Staffing agency Find Great People recruited more than 357 targeted candidates for the position from government and private sector professionals nationwide, according to a news release. City council reviewed the top applicants whose qualifications, skills and experience would most effectively meet the needs and challenges of a growing community.
“City council is very pleased with the deep experience and talent of the city manager candidates brought to us by our Greenville-based search team,” said Greenville Mayor Knox White, in the release. “All of them bring a proven record of accomplishment and superb people skills to the position. Additionally, all of them know what it means to provide leadership to a diverse community that wants to balance its growth with quality of life.”

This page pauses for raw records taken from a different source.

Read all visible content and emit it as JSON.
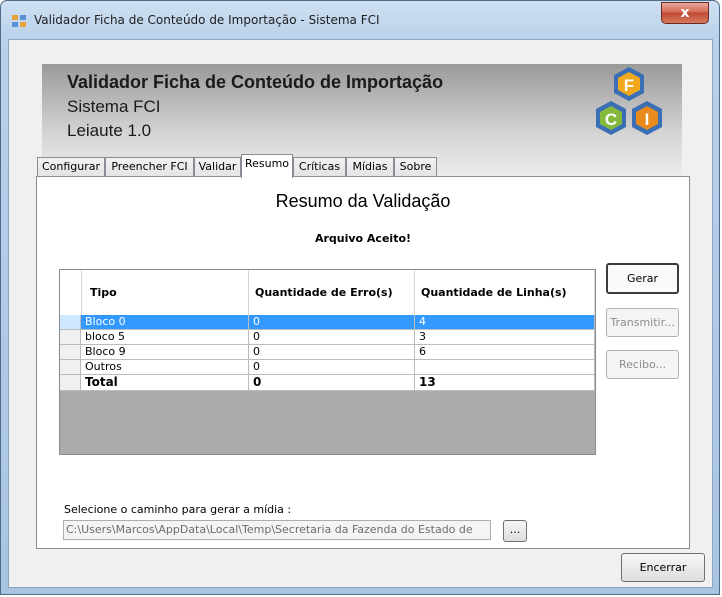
{
  "window": {
    "title": "Validador Ficha de Conteúdo de Importação - Sistema FCI",
    "close_label": "x"
  },
  "header": {
    "title": "Validador Ficha de Conteúdo de Importação",
    "subtitle": "Sistema FCI",
    "version": "Leiaute 1.0",
    "logo_letters": [
      "F",
      "C",
      "I"
    ]
  },
  "tabs": [
    {
      "label": "Configurar"
    },
    {
      "label": "Preencher FCI"
    },
    {
      "label": "Validar"
    },
    {
      "label": "Resumo"
    },
    {
      "label": "Críticas"
    },
    {
      "label": "Mídias"
    },
    {
      "label": "Sobre"
    }
  ],
  "active_tab": "Resumo",
  "resumo": {
    "title": "Resumo da Validação",
    "status": "Arquivo Aceito!",
    "columns": [
      "Tipo",
      "Quantidade de Erro(s)",
      "Quantidade de Linha(s)"
    ],
    "rows": [
      {
        "tipo": "Bloco 0",
        "erros": "0",
        "linhas": "4",
        "selected": true
      },
      {
        "tipo": "bloco 5",
        "erros": "0",
        "linhas": "3"
      },
      {
        "tipo": "Bloco 9",
        "erros": "0",
        "linhas": "6"
      },
      {
        "tipo": "Outros",
        "erros": "0",
        "linhas": ""
      }
    ],
    "total": {
      "tipo": "Total",
      "erros": "0",
      "linhas": "13"
    }
  },
  "buttons": {
    "gerar": "Gerar",
    "transmitir": "Transmitir...",
    "recibo": "Recibo...",
    "browse": "...",
    "encerrar": "Encerrar"
  },
  "path": {
    "label": "Selecione o caminho para gerar a mídia :",
    "value": "C:\\Users\\Marcos\\AppData\\Local\\Temp\\Secretaria da Fazenda do Estado de"
  },
  "colors": {
    "selection": "#3399ff",
    "logo_f": "#f2a81d",
    "logo_c": "#84b93d",
    "logo_i": "#e88a1c",
    "hex_blue": "#3b6fb5"
  }
}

The city plans to have a new city manager in place by late August, the release said.
The three finalists for the city manager position:
John McDonough currently serves as city manager of Sandy Springs, Ga., where he is responsible for the oversight of the city’s 500 staff members and additional outside contractors, as well as its $463 million operating, capital and special fund budgets. Prior to that he was city manager of Beaufort. McDonough has more than 27 years of municipal government experience.
Jeff Jones, deputy city manager and COO of Mesquite, Texas, oversees 1,000 employees and a $90 million operating budget. Prior to his role with the city of Mesquite, Jones served as the assistant city manager of Hurst, Texas. Jones has 25 years of municipal government experience.
Currently serving as the assistant city manager of Gainesville, Fla., Dan Hoffman oversees 700 employees and manages $126 million of the city’s operating budget. Hoffman has a background in leading smart city initiatives and addressing complex issues such as mobility and traffic abatement. Prior to joining the leadership team in Gainesville, Hoffman served as the first chief innovation officer for Montgomery County, Md., where he managed innovation programs that included smart city initiatives and a business incubator.